A non-linear state of expansion
Can we say that each of us is a cyborg with our smart phones which have now become an extension of our body, and with our profiles, characters and images on the internet? And what if our cyber-being adventure have reached a point where even asking this question has lost its meaning? The possibilities to be created by the vagueness of the boundaries between our identity in real-life (IRL) and cyber-identities (it should not be forgotten that cyber identity is not singular and unique and differs from medium to medium) is another starting point for “Artificial Bloom; Fluid Archives”. As for the inspiration for this starting point, it is a song and a clip again. SOPHIE, producer and musician, obscures the line between her virtual being and her being in real-life in her song “Faceshopping” dated 2018. This is, at the same time, a moment of transition and opening for SOPHIE. We witness that she carries her trans identity so obviously for the first time on screen. “Artificial Bloom”, as it is in the song, sees one’s reconstruction of one’s own body as something blooming, and even as something scattering.
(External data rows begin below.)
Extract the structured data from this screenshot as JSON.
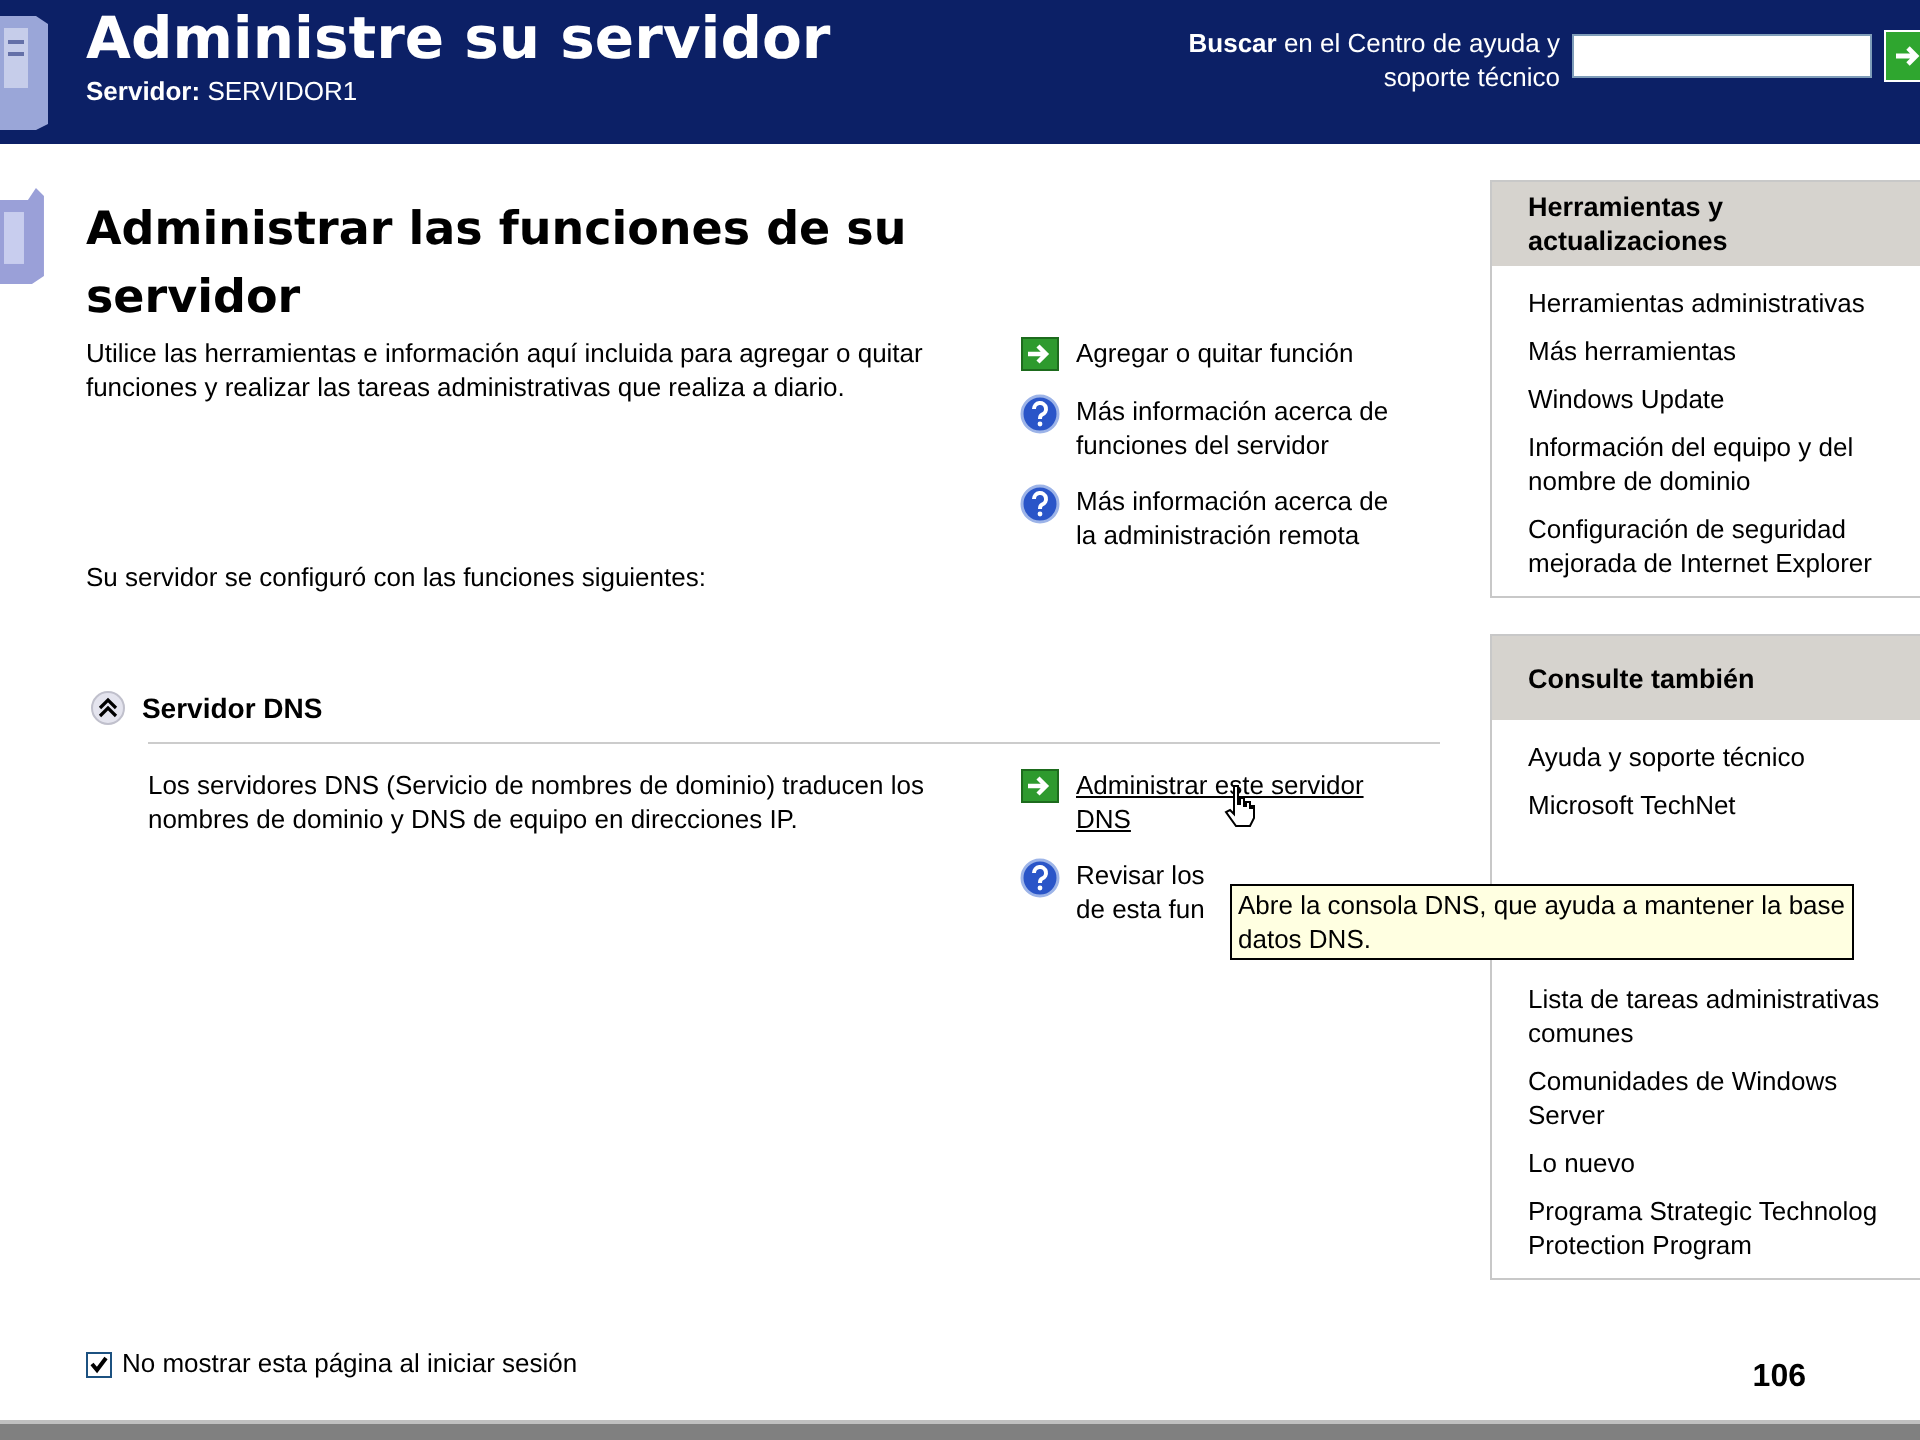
{
  "header": {
    "title": "Administre su servidor",
    "server_line": "**Servidor:** SERVIDOR1",
    "search_label": "**Buscar** en el Centro de ayuda y soporte técnico"
  },
  "main": {
    "title": "Administrar las funciones de su servidor",
    "description": "Utilice las herramientas e información aquí incluida para agregar o quitar funciones y realizar las tareas administrativas que realiza a diario.",
    "tasks": [
      {
        "kind": "action",
        "lines": [
          "Agregar o quitar función"
        ],
        "hovered": false
      },
      {
        "kind": "help",
        "lines": [
          "Más información acerca de",
          "funciones del servidor"
        ],
        "hovered": false
      },
      {
        "kind": "help",
        "lines": [
          "Más información acerca de",
          "la administración remota"
        ],
        "hovered": false
      }
    ],
    "configured_label": "Su servidor se configuró con las funciones siguientes:",
    "roles": [
      {
        "name": "Servidor DNS",
        "expanded": true,
        "description": "Los servidores DNS (Servicio de nombres de dominio) traducen los nombres de dominio y DNS de equipo en direcciones IP.",
        "tasks": [
          {
            "kind": "action",
            "lines": [
              "Administrar este servidor",
              "DNS"
            ],
            "hovered": true
          },
          {
            "kind": "help",
            "lines": [
              "Revisar los",
              "de esta fun"
            ],
            "hovered": false
          }
        ]
      }
    ]
  },
  "sidebar": [
    {
      "title": "Herramientas y actualizaciones",
      "items": [
        "Herramientas administrativas",
        "Más herramientas",
        "Windows Update",
        "Información del equipo y del nombre de dominio",
        "Configuración de seguridad mejorada de Internet Explorer"
      ]
    },
    {
      "title": "Consulte también",
      "items": [
        "Ayuda y soporte técnico",
        "Microsoft TechNet"
      ],
      "items_after": [
        "Lista de tareas administrativas comunes",
        "Comunidades de Windows Server",
        "Lo nuevo",
        "Programa Strategic Technolog Protection Program"
      ]
    }
  ],
  "tooltip": {
    "lines": [
      "Abre la consola DNS, que ayuda a mantener la base",
      "datos DNS."
    ]
  },
  "footer": {
    "checkbox": {
      "label": "No mostrar esta página al iniciar sesión",
      "checked": true
    },
    "page_number": "106"
  }
}
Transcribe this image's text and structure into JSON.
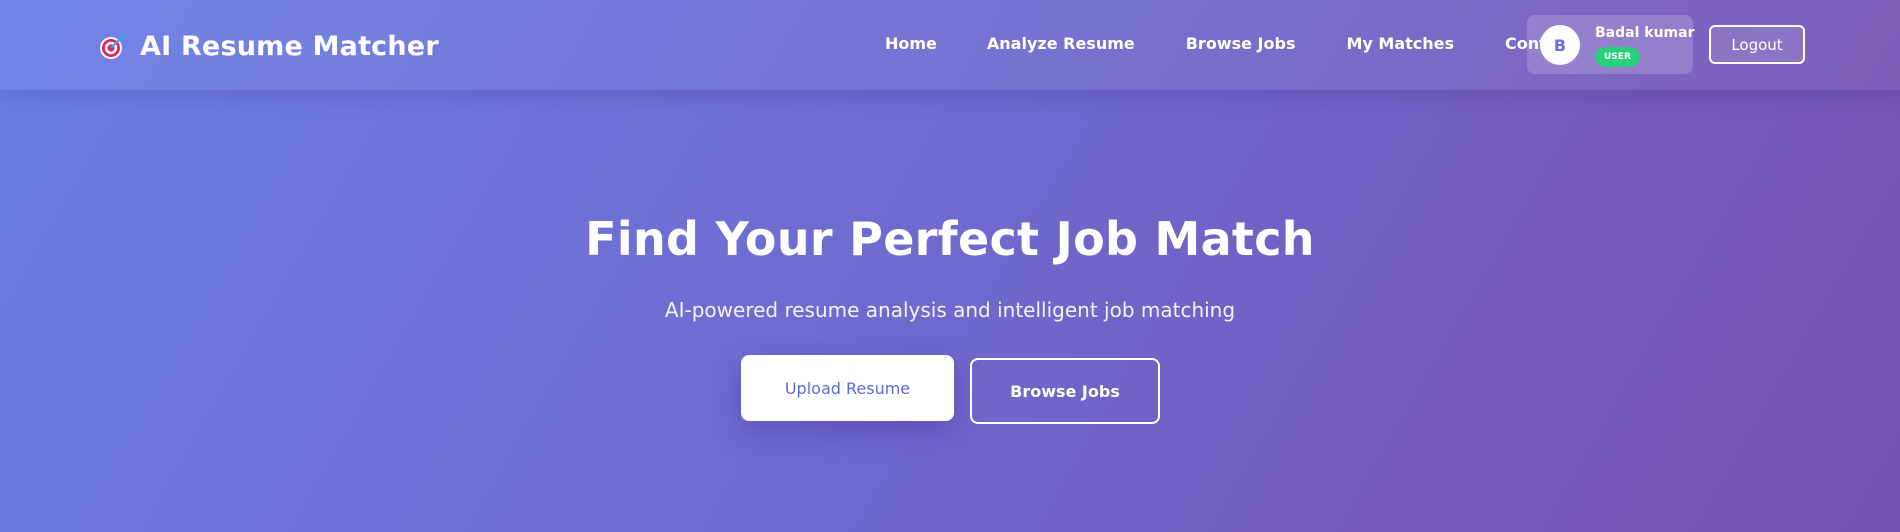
{
  "header": {
    "brand_icon": "target-dart-icon",
    "brand_title": "AI Resume Matcher",
    "nav": [
      {
        "label": "Home"
      },
      {
        "label": "Analyze Resume"
      },
      {
        "label": "Browse Jobs"
      },
      {
        "label": "My Matches"
      },
      {
        "label": "Contact"
      }
    ],
    "user": {
      "avatar_initial": "B",
      "name": "Badal kumar",
      "role": "USER",
      "role_color": "#27d07a"
    },
    "logout_label": "Logout"
  },
  "hero": {
    "title": "Find Your Perfect Job Match",
    "subtitle": "AI-powered resume analysis and intelligent job matching",
    "primary_button": "Upload Resume",
    "secondary_button": "Browse Jobs"
  },
  "colors": {
    "gradient_start": "#6a7ee6",
    "gradient_end": "#7650b0",
    "accent": "#5d6bd8"
  }
}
And again the lyrics “I'm real when I shop my face” in the song is like a move towards sliding the pillars of “reality” determined by male domination. There are no boundaries determined by male domination anymore between what is real and fake. The body has turned into a fluid being by expanding in networks, in spirals and in a non-linear way. The “body” that has played the basic role in the establishment of the patriarchal system loses its validity with the cyberspace. When there is not a body present, domination tools reinforced via dichotomies such as mind and soul, compassion and power, indoors and outdoors also lose their validity.
Zeynep Beler’s installation that she created by bringing together memory cards, epoxy, silicone, fishnet, cable clamps, seashells, found objects and waste objects of her such as plastic nails confront us like a melted body with the phone in the hand. It is as if the line between our presentation in real life and our digital existence has become obscure. The vagueness and blurriness of this line heralds another form of existence. This form of existence is not only physical or digital, on the contrary, in this monument, the human being has ceased to be two different beings, one real and one virtual, and a unification that expands each other and blossoms. While the “human body” turns into an exhibition venue by means of little canvases placed on this fluid, genderless monument, it also reminds that nothing is actually lost and everything that we add to our digital existence waits there for being revealed. The female body shaped by patriarchy in Beler’s fluid monuments is now far from being a body in the real sense and is free in this way.